[App and web page records]
+ + + +
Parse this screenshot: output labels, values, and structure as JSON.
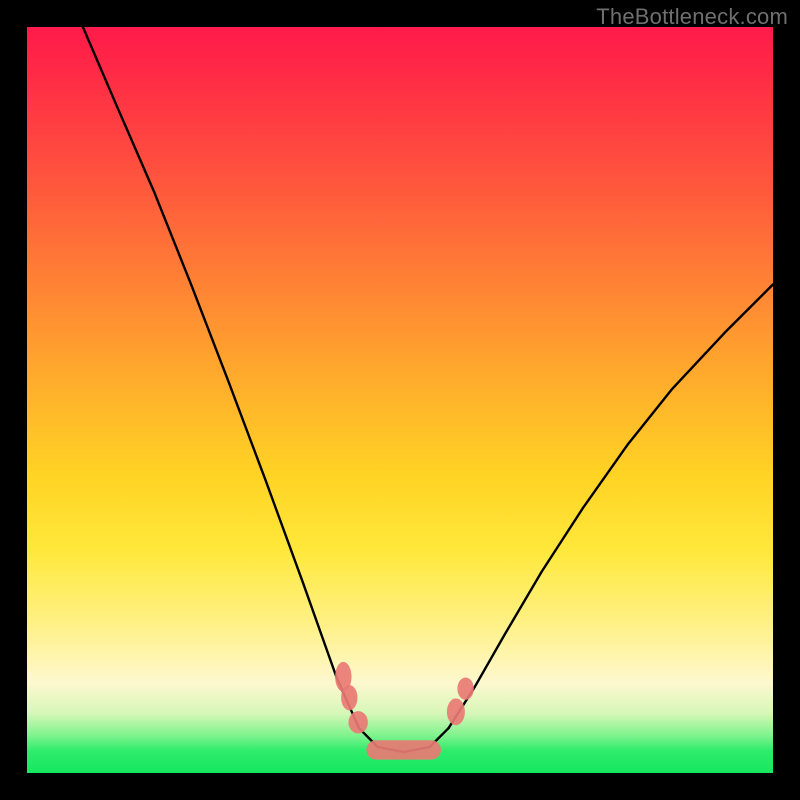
{
  "watermark": "TheBottleneck.com",
  "chart_data": {
    "type": "line",
    "title": "",
    "xlabel": "",
    "ylabel": "",
    "xlim": [
      0,
      1
    ],
    "ylim": [
      0,
      1
    ],
    "series": [
      {
        "name": "left-branch",
        "x": [
          0.075,
          0.12,
          0.17,
          0.22,
          0.27,
          0.32,
          0.37,
          0.415,
          0.445
        ],
        "y": [
          1.0,
          0.895,
          0.78,
          0.655,
          0.525,
          0.392,
          0.255,
          0.128,
          0.06
        ]
      },
      {
        "name": "right-branch",
        "x": [
          0.565,
          0.6,
          0.64,
          0.69,
          0.745,
          0.805,
          0.865,
          0.935,
          1.0
        ],
        "y": [
          0.06,
          0.115,
          0.185,
          0.27,
          0.355,
          0.44,
          0.515,
          0.59,
          0.655
        ]
      },
      {
        "name": "valley-floor",
        "x": [
          0.445,
          0.47,
          0.505,
          0.54,
          0.565
        ],
        "y": [
          0.06,
          0.035,
          0.028,
          0.035,
          0.06
        ]
      }
    ],
    "markers": [
      {
        "shape": "ellipse",
        "cx": 0.424,
        "cy": 0.129,
        "rx": 0.011,
        "ry": 0.02
      },
      {
        "shape": "ellipse",
        "cx": 0.432,
        "cy": 0.101,
        "rx": 0.011,
        "ry": 0.017
      },
      {
        "shape": "ellipse",
        "cx": 0.444,
        "cy": 0.068,
        "rx": 0.013,
        "ry": 0.015
      },
      {
        "shape": "ellipse",
        "cx": 0.575,
        "cy": 0.082,
        "rx": 0.012,
        "ry": 0.018
      },
      {
        "shape": "ellipse",
        "cx": 0.588,
        "cy": 0.113,
        "rx": 0.011,
        "ry": 0.015
      },
      {
        "shape": "pill",
        "cx": 0.505,
        "cy": 0.031,
        "rx": 0.05,
        "ry": 0.013
      }
    ],
    "gradient_stops": [
      {
        "pos": 0.0,
        "color": "#ff1a4a"
      },
      {
        "pos": 0.5,
        "color": "#ffc028"
      },
      {
        "pos": 0.88,
        "color": "#fdf8cf"
      },
      {
        "pos": 1.0,
        "color": "#16e75f"
      }
    ]
  }
}
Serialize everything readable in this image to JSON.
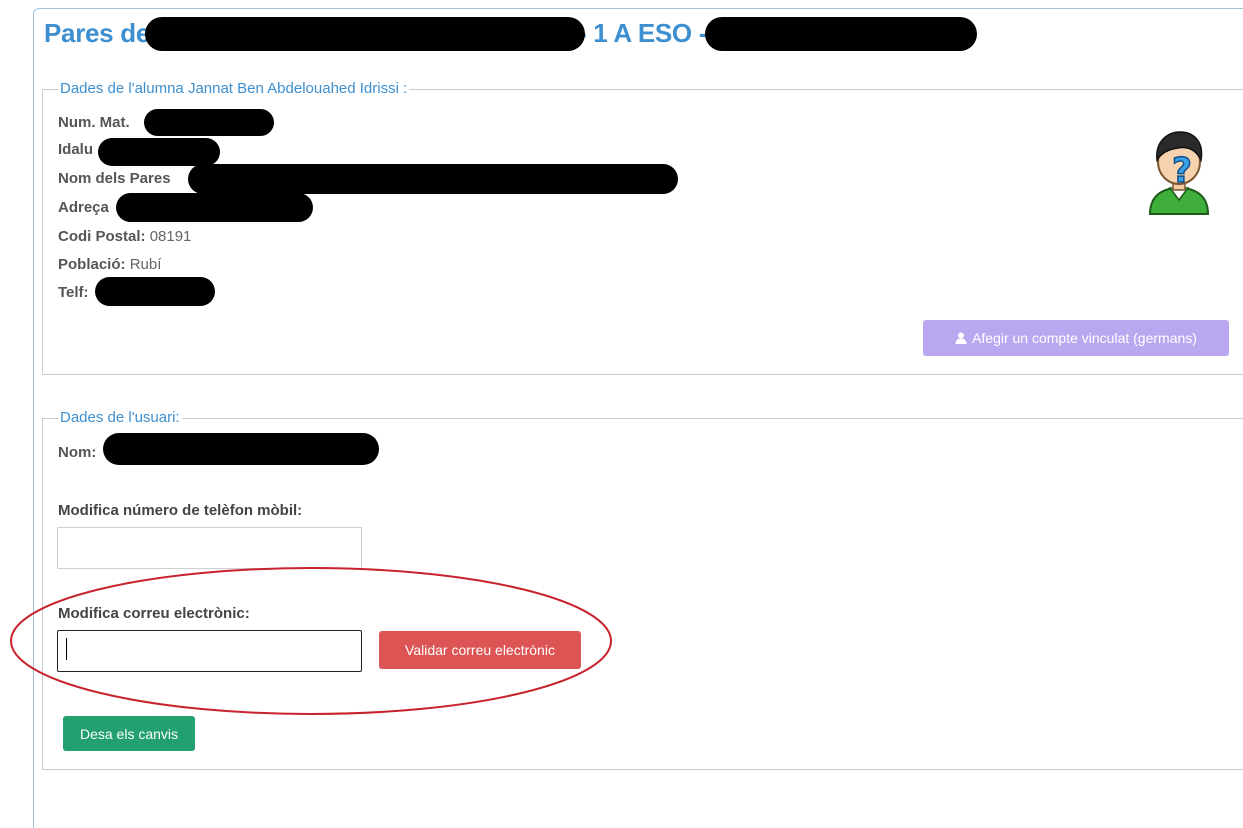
{
  "header": {
    "title_prefix": "Pares de",
    "title_middle": "- 1 A ESO -",
    "title_suffix": ")"
  },
  "student_section": {
    "legend": "Dades de l'alumna Jannat Ben Abdelouahed Idrissi :",
    "fields": {
      "num_mat_label": "Num. Mat.",
      "idalu_label": "Idalu",
      "parents_label": "Nom dels Pares",
      "address_label": "Adreça",
      "postal_label": "Codi Postal:",
      "postal_value": "08191",
      "town_label": "Població:",
      "town_value": "Rubí",
      "phone_label": "Telf:"
    },
    "avatar_icon": "user-unknown-icon",
    "link_button": {
      "icon": "user-icon",
      "label": "Afegir un compte vinculat (germans)"
    }
  },
  "user_section": {
    "legend": "Dades de l'usuari:",
    "name_label": "Nom:",
    "phone_label": "Modifica número de telèfon mòbil:",
    "phone_value": "",
    "email_label": "Modifica correu electrònic:",
    "email_value": "",
    "validate_button": "Validar correu electrònic",
    "save_button": "Desa els canvis"
  },
  "colors": {
    "accent": "#3d8fd0",
    "purple_button": "#b9a8f0",
    "red_button": "#dd5454",
    "green_button": "#22a06f",
    "annotation_ellipse": "#c8232c"
  }
}
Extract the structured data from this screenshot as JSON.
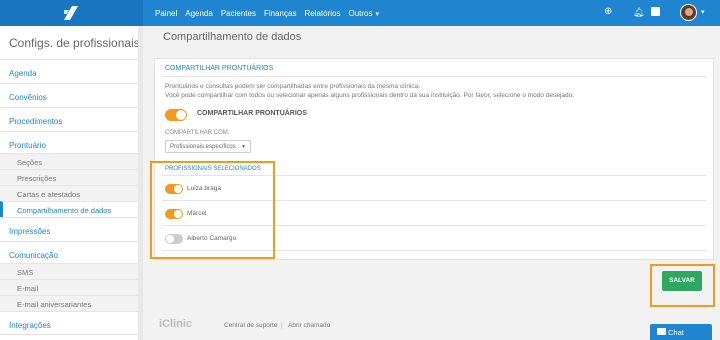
{
  "topbar": {
    "nav": [
      "Painel",
      "Agenda",
      "Pacientes",
      "Finanças",
      "Relatórios",
      "Outros"
    ],
    "outros_chevron": "chevron-down-icon",
    "icons": [
      "plus-circle-icon",
      "bell-icon",
      "gift-icon"
    ],
    "accent": "#1f85d1"
  },
  "sidebar": {
    "title": "Configs. de profissionais",
    "sections": [
      {
        "label": "Agenda"
      },
      {
        "label": "Convênios"
      },
      {
        "label": "Procedimentos"
      },
      {
        "label": "Prontuário",
        "items": [
          "Seções",
          "Prescrições",
          "Cartas e atestados",
          "Compartilhamento de dados"
        ]
      },
      {
        "label": "Impressões"
      },
      {
        "label": "Comunicação",
        "items": [
          "SMS",
          "E-mail",
          "E-mail aniversariantes"
        ]
      },
      {
        "label": "Integrações"
      }
    ],
    "active_item": "Compartilhamento de dados"
  },
  "main": {
    "title": "Compartilhamento de dados",
    "card_header": "COMPARTILHAR PRONTUÁRIOS",
    "desc1": "Prontuários e consultas podem ser compartilhadas entre profissionais da mesma clínica.",
    "desc2": "Você pode compartilhar com todos ou selecionar apenas alguns profissionais dentro da sua instituição. Por favor, selecione o modo desejado:",
    "share_toggle_label": "COMPARTILHAR PRONTUÁRIOS",
    "share_toggle_on": true,
    "share_with_label": "COMPARTILHAR COM:",
    "share_with_value": "Profissionais específicos",
    "selected_label": "PROFISSIONAIS SELECIONADOS",
    "professionals": [
      {
        "name": "Luiza braga",
        "enabled": true
      },
      {
        "name": "Marcel",
        "enabled": true
      },
      {
        "name": "Alberto Camargo",
        "enabled": false
      }
    ],
    "save_label": "SALVAR"
  },
  "footer": {
    "logo": "iClinic",
    "support": "Central de suporte",
    "separator": "|",
    "ticket": "Abrir chamado"
  },
  "chat": {
    "label": "Chat"
  }
}
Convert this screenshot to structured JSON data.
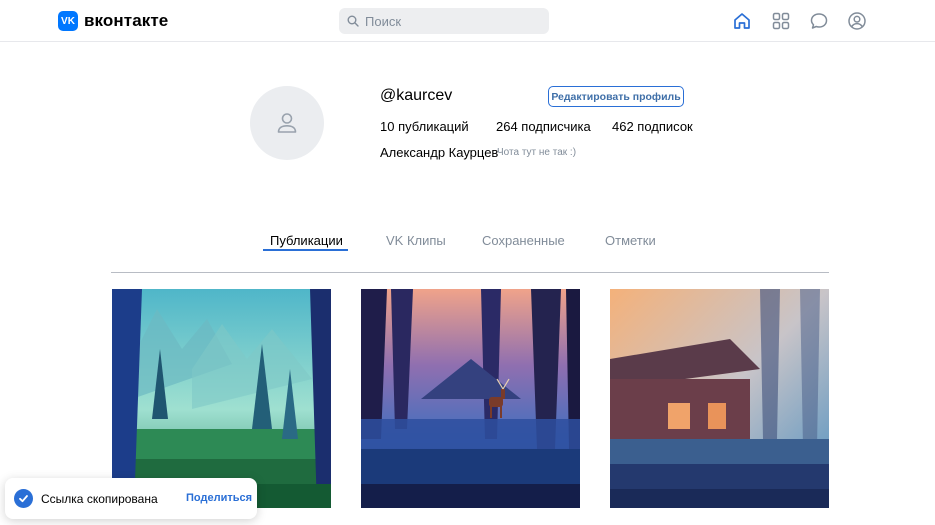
{
  "header": {
    "logo_mark": "VK",
    "logo_text": "вконтакте",
    "search_placeholder": "Поиск",
    "icons": [
      "home-icon",
      "services-grid-icon",
      "messages-icon",
      "profile-icon"
    ],
    "accent": "#0077ff"
  },
  "profile": {
    "username": "@kaurcev",
    "edit_label": "Редактировать профиль",
    "stats": {
      "posts": "10 публикаций",
      "followers": "264 подписчика",
      "following": "462 подписок"
    },
    "full_name": "Александр Каурцев",
    "bio": "Чота тут не так :)"
  },
  "tabs": [
    {
      "label": "Публикации",
      "active": true
    },
    {
      "label": "VK Клипы",
      "active": false
    },
    {
      "label": "Сохраненные",
      "active": false
    },
    {
      "label": "Отметки",
      "active": false
    }
  ],
  "posts": [
    {
      "name": "post-forest-day"
    },
    {
      "name": "post-forest-deer"
    },
    {
      "name": "post-forest-cabin"
    }
  ],
  "toast": {
    "text": "Ссылка скопирована",
    "action": "Поделиться"
  },
  "colors": {
    "link": "#2a6fd6",
    "muted": "#818c99",
    "divider": "#e7e8ec"
  }
}
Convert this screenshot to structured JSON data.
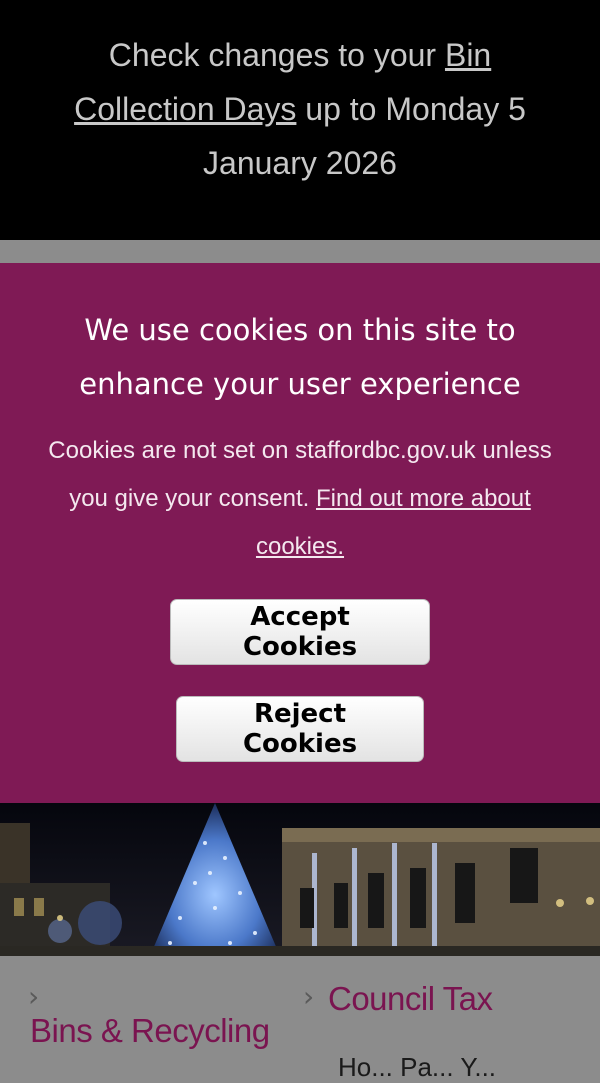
{
  "notice": {
    "text_before": "Check changes to your ",
    "link": "Bin Collection Days",
    "text_after": " up to Monday 5 January 2026"
  },
  "cookie_banner": {
    "title": "We use cookies on this site to enhance your user experience",
    "body": "Cookies are not set on staffordbc.gov.uk unless you give your consent. ",
    "link": "Find out more about cookies.",
    "accept_label": "Accept Cookies",
    "reject_label": "Reject Cookies"
  },
  "services": [
    {
      "label": "Bins & Recycling",
      "icon": "chevron-right-icon"
    },
    {
      "label": "Council Tax",
      "icon": "chevron-right-icon"
    }
  ],
  "partial_text": "Ho... Pa... Y...",
  "colors": {
    "brand": "#7f1a55",
    "link": "#7a1450",
    "banner_bg": "#000000",
    "page_bg": "#8c8c8c"
  }
}
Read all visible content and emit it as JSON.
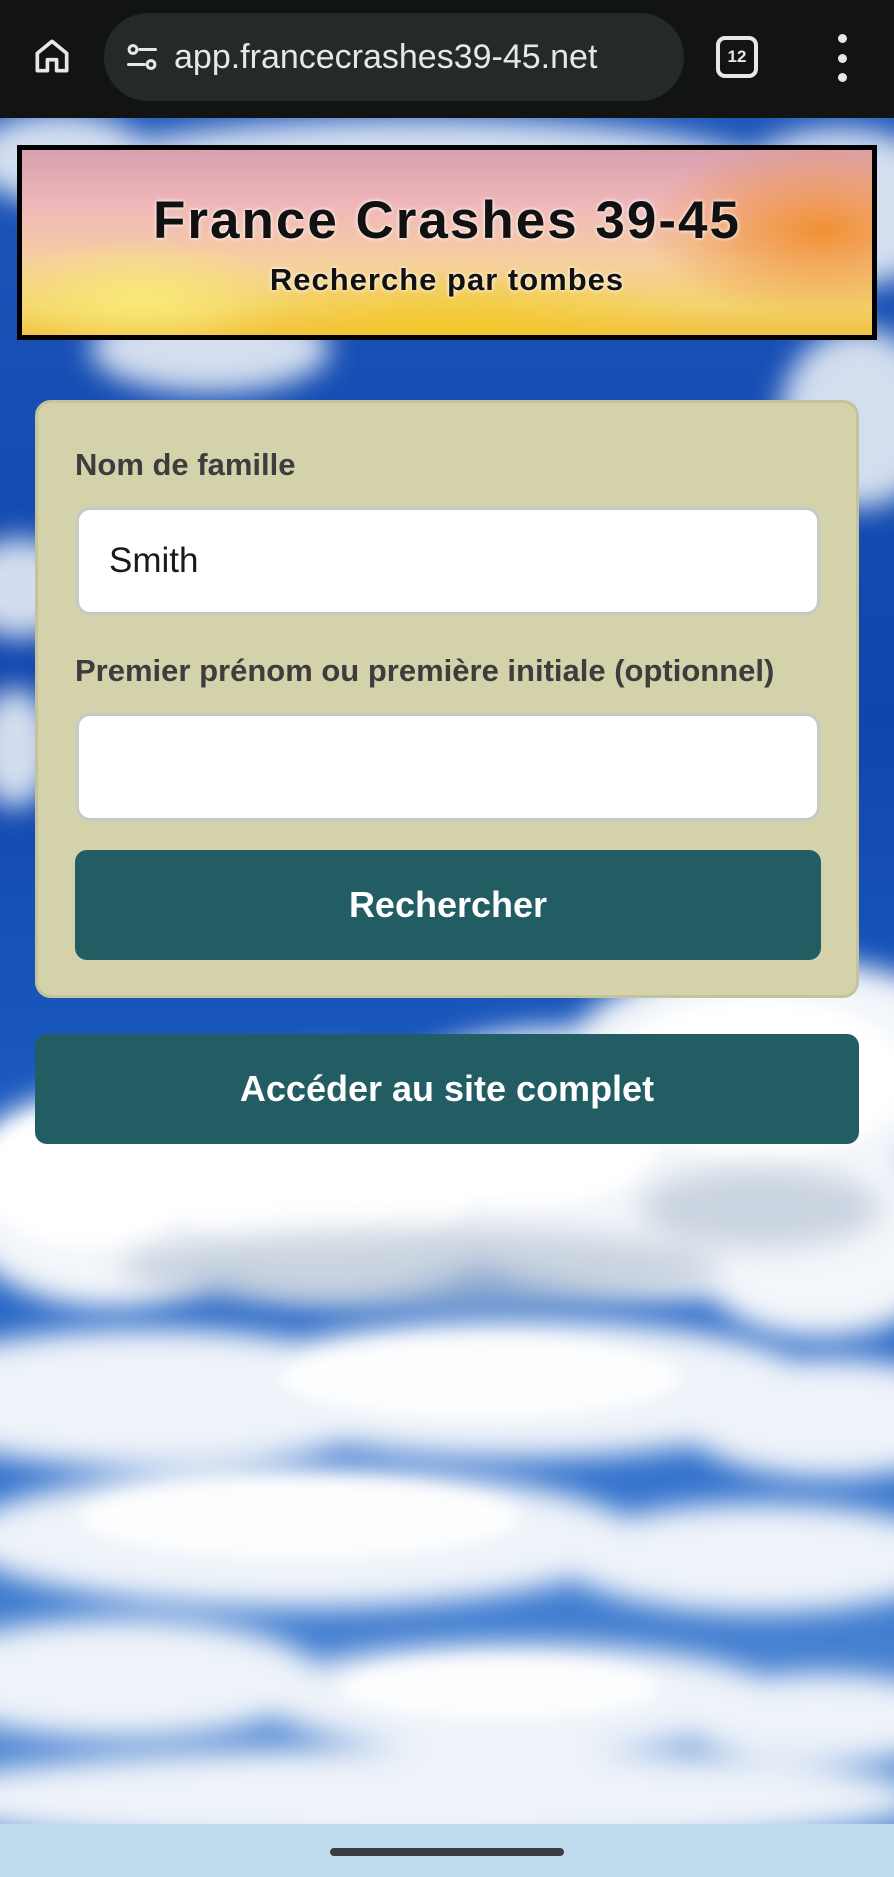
{
  "browser": {
    "url": "app.francecrashes39-45.net",
    "tab_count": "12",
    "icons": {
      "home": "home-icon",
      "site_info": "site-settings-icon",
      "menu": "more-vert-icon"
    }
  },
  "banner": {
    "title": "France Crashes 39-45",
    "subtitle": "Recherche par tombes"
  },
  "search_form": {
    "surname_label": "Nom de famille",
    "surname_value": "Smith",
    "firstname_label": "Premier prénom ou première initiale (optionnel)",
    "firstname_value": "",
    "submit_label": "Rechercher"
  },
  "full_site": {
    "label": "Accéder au site complet"
  },
  "colors": {
    "button": "#215d63",
    "card": "#d3d2ab",
    "sky": "#1a4fb5",
    "browser_bar": "#121414"
  }
}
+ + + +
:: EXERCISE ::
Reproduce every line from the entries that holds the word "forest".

:: REPLY ::
      "name": "post-forest-day"
      "name": "post-forest-deer"
      "name": "post-forest-cabin"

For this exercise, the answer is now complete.